### EXERCISE DETAILS
Leave every picture out, and print the full listing again exactly.
|---|
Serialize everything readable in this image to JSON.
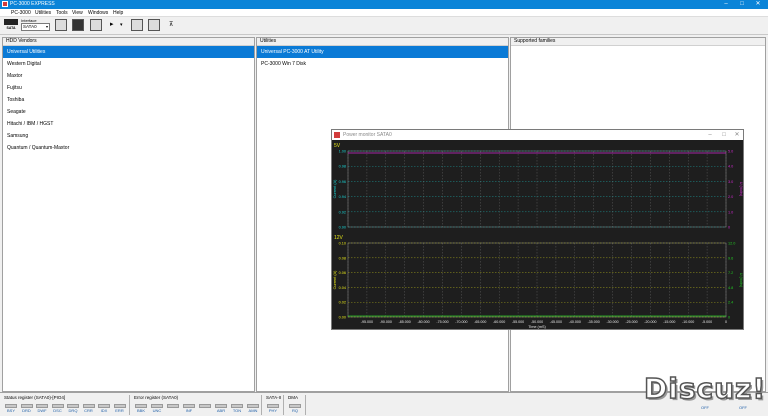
{
  "window": {
    "title": "PC-3000 EXPRESS"
  },
  "menu": [
    "PC-3000",
    "Utilities",
    "Tools",
    "View",
    "Windows",
    "Help"
  ],
  "toolbar": {
    "sata_label": "SATA",
    "interface_caption": "Interface",
    "interface_value": "SATA0"
  },
  "panes": {
    "vendors": {
      "header": "HDD Vendors",
      "items": [
        "Universal Utilities",
        "Western Digital",
        "Maxtor",
        "Fujitsu",
        "Toshiba",
        "Seagate",
        "Hitachi / IBM / HGST",
        "Samsung",
        "Quantum / Quantum-Maxtor"
      ]
    },
    "utilities": {
      "header": "Utilities",
      "items": [
        "Universal PC-3000 AT Utility",
        "PC-3000 Win 7 Disk"
      ]
    },
    "families": {
      "header": "Supported families"
    }
  },
  "power_monitor": {
    "title": "Power monitor SATA0",
    "x_ticks": [
      "-95.000",
      "-90.000",
      "-85.000",
      "-80.000",
      "-75.000",
      "-70.000",
      "-65.000",
      "-60.000",
      "-55.000",
      "-50.000",
      "-45.000",
      "-40.000",
      "-35.000",
      "-30.000",
      "-25.000",
      "-20.000",
      "-15.000",
      "-10.000",
      "-5.000",
      "0"
    ],
    "x_label": "Time (mS)",
    "colors": {
      "cyan": "#19d3d3",
      "magenta": "#d22ad2",
      "yellow": "#e6e619",
      "green": "#23c823",
      "bg": "#1e1e1e",
      "grid": "#8a8a8a"
    }
  },
  "chart_data": [
    {
      "type": "line",
      "title": "5V",
      "ylabel": "Current (A)",
      "y2label": "U (Volts)",
      "ylim": [
        0.9,
        1.0
      ],
      "y_ticks": [
        "0.90",
        "0.92",
        "0.94",
        "0.96",
        "0.98",
        "1.00"
      ],
      "y2_ticks": [
        "0",
        "1.0",
        "2.0",
        "3.0",
        "4.0",
        "5.0"
      ],
      "xlim": [
        -100,
        0
      ],
      "grid": true,
      "series": []
    },
    {
      "type": "line",
      "title": "12V",
      "ylabel": "Current (A)",
      "y2label": "U (Volts)",
      "ylim": [
        0.0,
        0.1
      ],
      "y_ticks": [
        "0.00",
        "0.02",
        "0.04",
        "0.06",
        "0.08",
        "0.10"
      ],
      "y2_ticks": [
        "0",
        "2.4",
        "4.8",
        "7.2",
        "9.6",
        "12.0"
      ],
      "xlim": [
        -100,
        0
      ],
      "grid": true,
      "series": []
    }
  ],
  "status": {
    "status_register": {
      "title": "Status register (SATA0)-[PIO4]",
      "flags": [
        "BSY",
        "DRD",
        "DWF",
        "DSC",
        "DRQ",
        "CRR",
        "IDX",
        "ERR"
      ]
    },
    "error_register": {
      "title": "Error register (SATA0)",
      "flags": [
        "BBK",
        "UNC",
        "",
        "INF",
        "",
        "ABR",
        "TON",
        "AMN"
      ]
    },
    "sata": {
      "title": "SATA-II",
      "flags": [
        "PHY"
      ]
    },
    "dma": {
      "title": "DMA",
      "flags": [
        "RQ"
      ]
    },
    "power": {
      "values": [
        "OFF",
        "OFF"
      ]
    }
  },
  "watermark": "Discuz!"
}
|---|
### EXPECTED ANSWER
Serialize everything readable in this image to JSON.
{
  "window": {
    "title": "PC-3000 EXPRESS"
  },
  "menu": [
    "PC-3000",
    "Utilities",
    "Tools",
    "View",
    "Windows",
    "Help"
  ],
  "toolbar": {
    "sata_label": "SATA",
    "interface_caption": "Interface",
    "interface_value": "SATA0"
  },
  "panes": {
    "vendors": {
      "header": "HDD Vendors",
      "items": [
        "Universal Utilities",
        "Western Digital",
        "Maxtor",
        "Fujitsu",
        "Toshiba",
        "Seagate",
        "Hitachi / IBM / HGST",
        "Samsung",
        "Quantum / Quantum-Maxtor"
      ]
    },
    "utilities": {
      "header": "Utilities",
      "items": [
        "Universal PC-3000 AT Utility",
        "PC-3000 Win 7 Disk"
      ]
    },
    "families": {
      "header": "Supported families"
    }
  },
  "power_monitor": {
    "title": "Power monitor SATA0",
    "x_ticks": [
      "-95.000",
      "-90.000",
      "-85.000",
      "-80.000",
      "-75.000",
      "-70.000",
      "-65.000",
      "-60.000",
      "-55.000",
      "-50.000",
      "-45.000",
      "-40.000",
      "-35.000",
      "-30.000",
      "-25.000",
      "-20.000",
      "-15.000",
      "-10.000",
      "-5.000",
      "0"
    ],
    "x_label": "Time (mS)",
    "colors": {
      "cyan": "#19d3d3",
      "magenta": "#d22ad2",
      "yellow": "#e6e619",
      "green": "#23c823",
      "bg": "#1e1e1e",
      "grid": "#8a8a8a"
    }
  },
  "chart_data": [
    {
      "type": "line",
      "title": "5V",
      "ylabel": "Current (A)",
      "y2label": "U (Volts)",
      "ylim": [
        0.9,
        1.0
      ],
      "y_ticks": [
        "0.90",
        "0.92",
        "0.94",
        "0.96",
        "0.98",
        "1.00"
      ],
      "y2_ticks": [
        "0",
        "1.0",
        "2.0",
        "3.0",
        "4.0",
        "5.0"
      ],
      "xlim": [
        -100,
        0
      ],
      "grid": true,
      "series": []
    },
    {
      "type": "line",
      "title": "12V",
      "ylabel": "Current (A)",
      "y2label": "U (Volts)",
      "ylim": [
        0.0,
        0.1
      ],
      "y_ticks": [
        "0.00",
        "0.02",
        "0.04",
        "0.06",
        "0.08",
        "0.10"
      ],
      "y2_ticks": [
        "0",
        "2.4",
        "4.8",
        "7.2",
        "9.6",
        "12.0"
      ],
      "xlim": [
        -100,
        0
      ],
      "grid": true,
      "series": []
    }
  ],
  "status": {
    "status_register": {
      "title": "Status register (SATA0)-[PIO4]",
      "flags": [
        "BSY",
        "DRD",
        "DWF",
        "DSC",
        "DRQ",
        "CRR",
        "IDX",
        "ERR"
      ]
    },
    "error_register": {
      "title": "Error register (SATA0)",
      "flags": [
        "BBK",
        "UNC",
        "",
        "INF",
        "",
        "ABR",
        "TON",
        "AMN"
      ]
    },
    "sata": {
      "title": "SATA-II",
      "flags": [
        "PHY"
      ]
    },
    "dma": {
      "title": "DMA",
      "flags": [
        "RQ"
      ]
    },
    "power": {
      "values": [
        "OFF",
        "OFF"
      ]
    }
  },
  "watermark": "Discuz!"
}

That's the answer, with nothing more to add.